*** THE RECORDS Section Begins ***

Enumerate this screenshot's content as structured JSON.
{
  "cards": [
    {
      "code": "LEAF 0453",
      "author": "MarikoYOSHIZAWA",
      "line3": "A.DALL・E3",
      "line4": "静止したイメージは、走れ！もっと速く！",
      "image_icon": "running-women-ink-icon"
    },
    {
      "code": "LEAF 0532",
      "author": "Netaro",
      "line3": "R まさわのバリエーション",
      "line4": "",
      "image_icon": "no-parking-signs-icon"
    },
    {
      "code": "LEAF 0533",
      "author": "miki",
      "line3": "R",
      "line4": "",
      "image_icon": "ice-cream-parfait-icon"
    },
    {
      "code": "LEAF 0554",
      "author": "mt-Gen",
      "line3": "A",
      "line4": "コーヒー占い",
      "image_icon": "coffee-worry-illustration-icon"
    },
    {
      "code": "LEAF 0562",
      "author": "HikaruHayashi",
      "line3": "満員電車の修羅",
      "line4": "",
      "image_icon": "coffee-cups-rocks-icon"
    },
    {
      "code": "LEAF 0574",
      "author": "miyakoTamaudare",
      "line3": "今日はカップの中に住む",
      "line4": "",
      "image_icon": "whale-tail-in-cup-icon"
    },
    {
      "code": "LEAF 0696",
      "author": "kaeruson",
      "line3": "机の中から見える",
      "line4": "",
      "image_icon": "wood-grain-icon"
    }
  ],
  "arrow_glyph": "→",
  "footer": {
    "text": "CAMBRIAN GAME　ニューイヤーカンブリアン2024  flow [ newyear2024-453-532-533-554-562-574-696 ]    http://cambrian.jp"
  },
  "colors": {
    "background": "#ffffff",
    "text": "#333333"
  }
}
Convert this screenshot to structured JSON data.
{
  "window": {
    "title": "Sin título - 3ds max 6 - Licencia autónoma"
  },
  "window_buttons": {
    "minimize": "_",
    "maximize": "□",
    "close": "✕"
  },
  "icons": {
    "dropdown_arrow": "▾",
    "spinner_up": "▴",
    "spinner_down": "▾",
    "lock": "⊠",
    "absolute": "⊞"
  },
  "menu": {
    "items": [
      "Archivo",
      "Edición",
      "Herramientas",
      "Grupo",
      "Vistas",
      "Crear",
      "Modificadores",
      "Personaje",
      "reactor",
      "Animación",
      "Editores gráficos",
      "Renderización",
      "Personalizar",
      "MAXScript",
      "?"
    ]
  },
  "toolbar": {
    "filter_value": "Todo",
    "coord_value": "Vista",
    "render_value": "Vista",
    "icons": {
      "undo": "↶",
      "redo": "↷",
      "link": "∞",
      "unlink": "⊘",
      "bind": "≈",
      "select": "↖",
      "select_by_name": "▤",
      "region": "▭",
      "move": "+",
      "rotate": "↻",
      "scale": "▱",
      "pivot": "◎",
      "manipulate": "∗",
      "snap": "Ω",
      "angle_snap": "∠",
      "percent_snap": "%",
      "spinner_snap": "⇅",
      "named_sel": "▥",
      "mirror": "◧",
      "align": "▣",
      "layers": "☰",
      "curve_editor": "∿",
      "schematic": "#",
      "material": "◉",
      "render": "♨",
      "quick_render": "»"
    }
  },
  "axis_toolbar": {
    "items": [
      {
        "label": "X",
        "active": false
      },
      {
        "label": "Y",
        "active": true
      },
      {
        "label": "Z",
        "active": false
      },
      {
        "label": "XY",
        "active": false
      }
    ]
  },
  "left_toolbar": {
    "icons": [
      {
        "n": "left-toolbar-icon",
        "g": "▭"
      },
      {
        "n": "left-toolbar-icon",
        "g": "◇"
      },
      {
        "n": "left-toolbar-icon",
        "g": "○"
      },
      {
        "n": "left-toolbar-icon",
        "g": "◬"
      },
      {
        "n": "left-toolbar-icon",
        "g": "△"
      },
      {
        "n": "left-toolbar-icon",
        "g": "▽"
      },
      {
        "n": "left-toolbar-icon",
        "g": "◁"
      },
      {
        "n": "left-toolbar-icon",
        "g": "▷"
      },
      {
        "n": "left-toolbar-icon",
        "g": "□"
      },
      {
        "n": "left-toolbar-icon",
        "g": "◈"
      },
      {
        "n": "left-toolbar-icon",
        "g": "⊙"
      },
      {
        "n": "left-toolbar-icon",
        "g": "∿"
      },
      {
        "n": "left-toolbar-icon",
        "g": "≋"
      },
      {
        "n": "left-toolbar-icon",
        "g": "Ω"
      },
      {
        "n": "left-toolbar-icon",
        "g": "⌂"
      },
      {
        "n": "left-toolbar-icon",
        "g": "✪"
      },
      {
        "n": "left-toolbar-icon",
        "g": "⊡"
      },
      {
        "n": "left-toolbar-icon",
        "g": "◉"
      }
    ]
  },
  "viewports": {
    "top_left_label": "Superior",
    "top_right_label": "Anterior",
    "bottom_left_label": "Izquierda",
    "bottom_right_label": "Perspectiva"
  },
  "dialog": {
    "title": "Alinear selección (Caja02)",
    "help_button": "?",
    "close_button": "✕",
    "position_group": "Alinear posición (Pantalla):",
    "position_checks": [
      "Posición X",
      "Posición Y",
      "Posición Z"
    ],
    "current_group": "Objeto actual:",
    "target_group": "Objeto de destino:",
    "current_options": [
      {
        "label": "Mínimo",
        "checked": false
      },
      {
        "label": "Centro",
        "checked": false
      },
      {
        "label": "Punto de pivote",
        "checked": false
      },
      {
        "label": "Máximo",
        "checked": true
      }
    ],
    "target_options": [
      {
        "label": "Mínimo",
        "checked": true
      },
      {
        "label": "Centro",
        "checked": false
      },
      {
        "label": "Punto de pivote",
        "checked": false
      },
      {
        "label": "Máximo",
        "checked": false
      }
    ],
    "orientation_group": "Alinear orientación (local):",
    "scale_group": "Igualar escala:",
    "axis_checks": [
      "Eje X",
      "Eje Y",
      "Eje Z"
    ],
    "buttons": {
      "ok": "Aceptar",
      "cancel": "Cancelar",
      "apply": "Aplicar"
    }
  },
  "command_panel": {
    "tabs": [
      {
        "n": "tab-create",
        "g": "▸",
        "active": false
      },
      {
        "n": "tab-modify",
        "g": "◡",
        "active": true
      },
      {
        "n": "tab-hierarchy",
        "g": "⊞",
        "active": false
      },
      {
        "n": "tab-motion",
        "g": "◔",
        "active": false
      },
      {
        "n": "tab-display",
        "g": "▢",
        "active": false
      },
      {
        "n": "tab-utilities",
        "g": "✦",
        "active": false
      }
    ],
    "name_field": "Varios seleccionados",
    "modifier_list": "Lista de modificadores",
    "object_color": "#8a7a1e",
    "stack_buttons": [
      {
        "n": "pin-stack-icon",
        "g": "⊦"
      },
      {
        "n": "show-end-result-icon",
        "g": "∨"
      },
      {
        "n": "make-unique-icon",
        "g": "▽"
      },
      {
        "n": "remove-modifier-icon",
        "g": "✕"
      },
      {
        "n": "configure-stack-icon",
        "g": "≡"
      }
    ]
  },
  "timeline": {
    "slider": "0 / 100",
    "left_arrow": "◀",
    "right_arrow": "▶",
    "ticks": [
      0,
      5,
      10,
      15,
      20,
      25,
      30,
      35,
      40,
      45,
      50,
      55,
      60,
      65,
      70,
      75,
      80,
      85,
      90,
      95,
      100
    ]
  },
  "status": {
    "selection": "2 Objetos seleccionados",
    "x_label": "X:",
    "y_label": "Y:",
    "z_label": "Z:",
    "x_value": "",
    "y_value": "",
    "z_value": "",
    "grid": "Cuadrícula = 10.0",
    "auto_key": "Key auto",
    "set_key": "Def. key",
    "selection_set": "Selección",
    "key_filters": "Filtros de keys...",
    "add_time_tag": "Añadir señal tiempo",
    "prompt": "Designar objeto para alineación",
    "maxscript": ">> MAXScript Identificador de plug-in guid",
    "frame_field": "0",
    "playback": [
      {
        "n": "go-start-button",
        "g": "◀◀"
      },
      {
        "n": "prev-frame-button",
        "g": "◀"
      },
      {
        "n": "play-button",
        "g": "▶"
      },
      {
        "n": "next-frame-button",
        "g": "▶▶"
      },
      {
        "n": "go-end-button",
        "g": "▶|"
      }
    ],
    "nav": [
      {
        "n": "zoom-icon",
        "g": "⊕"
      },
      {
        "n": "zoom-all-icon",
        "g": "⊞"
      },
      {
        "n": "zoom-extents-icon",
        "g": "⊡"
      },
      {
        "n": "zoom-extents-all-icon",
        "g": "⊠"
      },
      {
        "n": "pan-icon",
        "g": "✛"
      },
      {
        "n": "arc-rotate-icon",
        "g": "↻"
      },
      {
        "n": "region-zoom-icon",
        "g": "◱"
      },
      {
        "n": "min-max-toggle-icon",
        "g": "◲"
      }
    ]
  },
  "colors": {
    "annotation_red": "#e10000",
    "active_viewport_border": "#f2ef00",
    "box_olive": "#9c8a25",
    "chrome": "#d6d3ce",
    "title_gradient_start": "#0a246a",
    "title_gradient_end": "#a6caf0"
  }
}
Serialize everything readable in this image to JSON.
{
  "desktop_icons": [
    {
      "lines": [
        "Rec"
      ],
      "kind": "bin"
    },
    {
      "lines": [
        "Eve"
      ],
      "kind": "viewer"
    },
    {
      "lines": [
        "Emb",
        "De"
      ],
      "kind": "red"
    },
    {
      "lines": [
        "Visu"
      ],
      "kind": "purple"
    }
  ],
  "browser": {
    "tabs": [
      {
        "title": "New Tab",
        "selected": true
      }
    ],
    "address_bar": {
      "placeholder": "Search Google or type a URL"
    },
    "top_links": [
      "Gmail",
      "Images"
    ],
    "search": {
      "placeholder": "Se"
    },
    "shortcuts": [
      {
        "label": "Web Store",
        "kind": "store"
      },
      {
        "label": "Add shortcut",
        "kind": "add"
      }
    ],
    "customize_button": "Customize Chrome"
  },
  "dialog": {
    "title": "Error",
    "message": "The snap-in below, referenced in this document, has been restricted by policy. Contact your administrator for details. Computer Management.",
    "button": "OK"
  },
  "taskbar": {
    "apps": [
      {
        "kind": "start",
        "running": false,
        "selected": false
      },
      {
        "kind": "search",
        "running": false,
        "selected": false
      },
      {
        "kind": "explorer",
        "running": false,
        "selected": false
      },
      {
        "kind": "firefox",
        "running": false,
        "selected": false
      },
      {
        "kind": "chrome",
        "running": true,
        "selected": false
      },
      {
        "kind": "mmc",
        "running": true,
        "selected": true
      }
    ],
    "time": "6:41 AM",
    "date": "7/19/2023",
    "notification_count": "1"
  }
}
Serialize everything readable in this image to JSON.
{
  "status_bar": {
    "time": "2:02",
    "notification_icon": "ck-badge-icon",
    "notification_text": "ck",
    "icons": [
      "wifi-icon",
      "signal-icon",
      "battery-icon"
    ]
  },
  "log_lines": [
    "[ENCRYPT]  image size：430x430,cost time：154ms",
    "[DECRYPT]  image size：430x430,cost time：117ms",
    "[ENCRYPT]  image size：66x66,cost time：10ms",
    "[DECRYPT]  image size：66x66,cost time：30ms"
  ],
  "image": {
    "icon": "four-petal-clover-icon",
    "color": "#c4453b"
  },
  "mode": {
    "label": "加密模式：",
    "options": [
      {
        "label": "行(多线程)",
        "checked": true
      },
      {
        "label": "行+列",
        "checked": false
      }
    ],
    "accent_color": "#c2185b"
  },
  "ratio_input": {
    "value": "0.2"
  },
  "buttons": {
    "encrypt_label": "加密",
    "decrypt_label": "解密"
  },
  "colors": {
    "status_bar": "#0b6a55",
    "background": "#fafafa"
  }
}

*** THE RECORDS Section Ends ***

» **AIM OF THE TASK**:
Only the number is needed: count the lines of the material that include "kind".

» **EXERCISE RESPONSE**:
12